Surface Spectroscopy of Oxisols, Entisols and Inceptisol and Relationships with Selected Soil Properties

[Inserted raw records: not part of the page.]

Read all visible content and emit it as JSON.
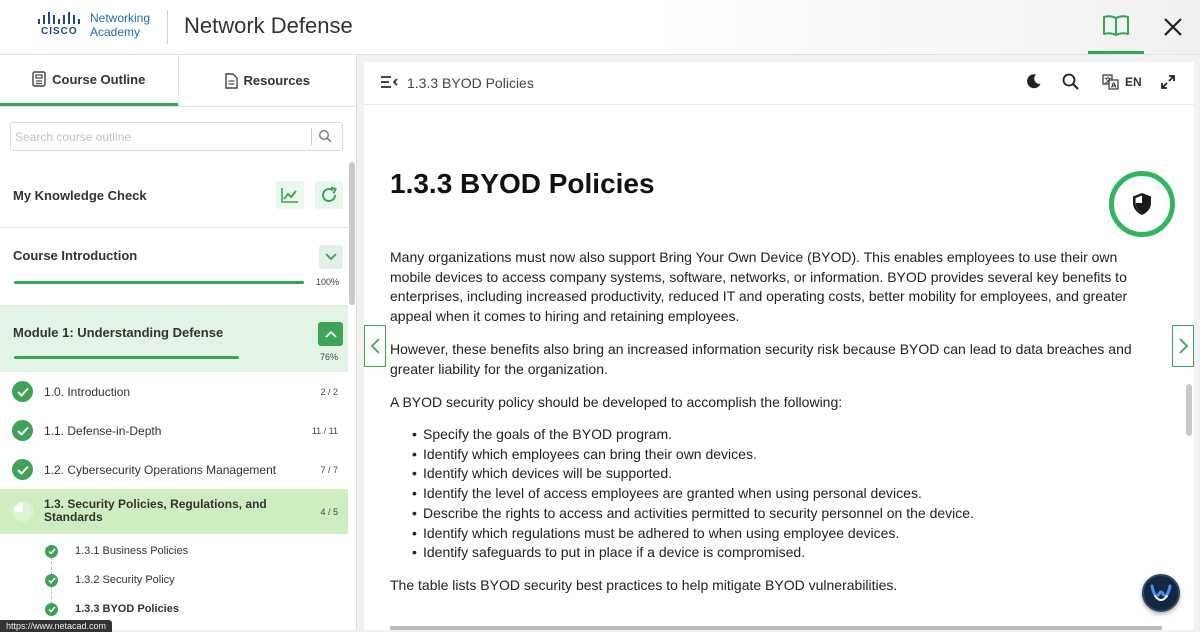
{
  "header": {
    "brand_cisco": "CISCO",
    "brand_line1": "Networking",
    "brand_line2": "Academy",
    "title": "Network Defense"
  },
  "sidebar": {
    "tabs": [
      {
        "label": "Course Outline",
        "icon": "outline-icon",
        "active": true
      },
      {
        "label": "Resources",
        "icon": "document-icon",
        "active": false
      }
    ],
    "search": {
      "placeholder": "Search course outline",
      "value": ""
    },
    "knowledge_check": {
      "label": "My Knowledge Check"
    },
    "course_intro": {
      "label": "Course Introduction",
      "progress": "100%",
      "progress_value": 1.0
    },
    "module": {
      "label": "Module 1: Understanding Defense",
      "progress": "76%",
      "progress_value": 0.76
    },
    "items": [
      {
        "label": "1.0. Introduction",
        "count": "2 / 2"
      },
      {
        "label": "1.1. Defense-in-Depth",
        "count": "11 / 11"
      },
      {
        "label": "1.2. Cybersecurity Operations Management",
        "count": "7 / 7"
      },
      {
        "label": "1.3. Security Policies, Regulations, and Standards",
        "count": "4 / 5"
      }
    ],
    "subitems": [
      {
        "label": "1.3.1 Business Policies"
      },
      {
        "label": "1.3.2 Security Policy"
      },
      {
        "label": "1.3.3 BYOD Policies"
      }
    ],
    "status_url": "https://www.netacad.com"
  },
  "main": {
    "breadcrumb": "1.3.3 BYOD Policies",
    "language": "EN",
    "heading": "1.3.3 BYOD Policies",
    "paragraph1": "Many organizations must now also support Bring Your Own Device (BYOD). This enables employees to use their own mobile devices to access company systems, software, networks, or information. BYOD provides several key benefits to enterprises, including increased productivity, reduced IT and operating costs, better mobility for employees, and greater appeal when it comes to hiring and retaining employees.",
    "paragraph2": "However, these benefits also bring an increased information security risk because BYOD can lead to data breaches and greater liability for the organization.",
    "paragraph3": "A BYOD security policy should be developed to accomplish the following:",
    "bullets": [
      "Specify the goals of the BYOD program.",
      "Identify which employees can bring their own devices.",
      "Identify which devices will be supported.",
      "Identify the level of access employees are granted when using personal devices.",
      "Describe the rights to access and activities permitted to security personnel on the device.",
      "Identify which regulations must be adhered to when using employee devices.",
      "Identify safeguards to put in place if a device is compromised."
    ],
    "paragraph4": "The table lists BYOD security best practices to help mitigate BYOD vulnerabilities."
  },
  "colors": {
    "accent": "#2fa84f",
    "module_bg": "#e3f3e5",
    "active_item_bg": "#cfeec0",
    "brand": "#1a4a8a"
  }
}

<div><p>ABSTRACT: Traditional method of soil survey is expensive, slow, and must be carried out by experienced researchers. Thus, advances in soil observation technologies and the need to obtain information quickly by modern techniques have intensified the use of proximal sensing. This study characterized surface reflectance spectra (A horizon) and related them to traditional soil classification, based on morphological, physical, and chemical properties of representative pedogenetic profiles, developed in two toposequences of the Distrito Federal, Brazil. In the toposequences, 15 soil profiles were selected for a complete morphological description and sampling for laboratory analyses. Soil-landscape relationships were established, and profiles were classified to the fourth level of the Brazilian Soil Classification System (SiBCS). Classes of similar soils were grouped based on their surface spectra, resulting in spectral curves of 10 representative soils in the studied area. The Morphological Interpretation of Reflectance Spectrum (MIRS) and second derivative of the Kubelka-Munk (KM) function were applied to the soil spectra. The clustered soils were similar, mainly in terms of color, textural class, and organic matter content. Groups based on soil physical and chemical properties and on surface and subsurface colors were similar to those determined by surface reflectance. The identification of soil-landscape relationships was fundamental to understand the genesis and distribution of the soils, which had similar chemical and physical properties to their parent materials. The analysis of clusters based on soil surface reflectance proved efficient in determining groups of soil classes with similar properties. Surface reflectance data were related to the soil surface and subsurface properties determined by traditional soil sample analyses, since the two approaches formed similar groups. The simultaneous interaction of soil properties was assessed by MIRS analysis, while the second derivative of the KM function adequately quantified the mineralogy of the spectra.</p></div>